* **DIRECTIONS**
Each record is to be given again without alteration.

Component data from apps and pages
━━━━━━━━━━

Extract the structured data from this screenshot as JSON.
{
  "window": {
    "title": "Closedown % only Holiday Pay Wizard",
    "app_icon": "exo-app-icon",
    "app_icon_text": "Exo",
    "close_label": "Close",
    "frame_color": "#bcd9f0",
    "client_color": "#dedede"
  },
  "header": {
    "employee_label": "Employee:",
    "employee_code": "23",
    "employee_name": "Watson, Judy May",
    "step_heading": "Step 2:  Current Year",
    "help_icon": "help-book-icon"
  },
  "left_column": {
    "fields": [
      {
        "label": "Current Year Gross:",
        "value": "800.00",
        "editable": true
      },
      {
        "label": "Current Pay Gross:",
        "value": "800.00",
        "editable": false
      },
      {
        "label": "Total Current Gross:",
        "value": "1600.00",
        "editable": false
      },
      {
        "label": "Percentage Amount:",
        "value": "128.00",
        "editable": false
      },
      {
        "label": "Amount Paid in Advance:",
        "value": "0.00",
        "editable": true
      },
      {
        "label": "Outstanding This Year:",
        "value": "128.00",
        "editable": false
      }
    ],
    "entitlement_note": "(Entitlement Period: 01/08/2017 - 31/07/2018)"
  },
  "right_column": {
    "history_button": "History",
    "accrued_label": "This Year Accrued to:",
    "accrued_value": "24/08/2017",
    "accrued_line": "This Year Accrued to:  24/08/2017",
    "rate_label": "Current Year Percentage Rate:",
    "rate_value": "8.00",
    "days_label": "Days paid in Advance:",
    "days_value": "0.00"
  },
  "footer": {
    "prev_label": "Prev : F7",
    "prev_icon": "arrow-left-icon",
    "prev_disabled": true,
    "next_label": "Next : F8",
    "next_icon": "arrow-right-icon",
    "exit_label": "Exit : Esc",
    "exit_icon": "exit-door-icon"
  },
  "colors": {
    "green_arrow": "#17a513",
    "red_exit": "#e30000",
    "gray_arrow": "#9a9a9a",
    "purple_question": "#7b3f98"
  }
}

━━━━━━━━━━

* **PROBLEM SOLUTION**
Extract the structured data from this screenshot as JSON.
{
  "window": {
    "title": "Closedown % only Holiday Pay Wizard",
    "app_icon": "exo-app-icon",
    "app_icon_text": "Exo",
    "close_label": "Close",
    "frame_color": "#bcd9f0",
    "client_color": "#dedede"
  },
  "header": {
    "employee_label": "Employee:",
    "employee_code": "23",
    "employee_name": "Watson, Judy May",
    "step_heading": "Step 2:  Current Year",
    "help_icon": "help-book-icon"
  },
  "left_column": {
    "fields": [
      {
        "label": "Current Year Gross:",
        "value": "800.00",
        "editable": true
      },
      {
        "label": "Current Pay Gross:",
        "value": "800.00",
        "editable": false
      },
      {
        "label": "Total Current Gross:",
        "value": "1600.00",
        "editable": false
      },
      {
        "label": "Percentage Amount:",
        "value": "128.00",
        "editable": false
      },
      {
        "label": "Amount Paid in Advance:",
        "value": "0.00",
        "editable": true
      },
      {
        "label": "Outstanding This Year:",
        "value": "128.00",
        "editable": false
      }
    ],
    "entitlement_note": "(Entitlement Period: 01/08/2017 - 31/07/2018)"
  },
  "right_column": {
    "history_button": "History",
    "accrued_label": "This Year Accrued to:",
    "accrued_value": "24/08/2017",
    "accrued_line": "This Year Accrued to:  24/08/2017",
    "rate_label": "Current Year Percentage Rate:",
    "rate_value": "8.00",
    "days_label": "Days paid in Advance:",
    "days_value": "0.00"
  },
  "footer": {
    "prev_label": "Prev : F7",
    "prev_icon": "arrow-left-icon",
    "prev_disabled": true,
    "next_label": "Next : F8",
    "next_icon": "arrow-right-icon",
    "exit_label": "Exit : Esc",
    "exit_icon": "exit-door-icon"
  },
  "colors": {
    "green_arrow": "#17a513",
    "red_exit": "#e30000",
    "gray_arrow": "#9a9a9a",
    "purple_question": "#7b3f98"
  }
}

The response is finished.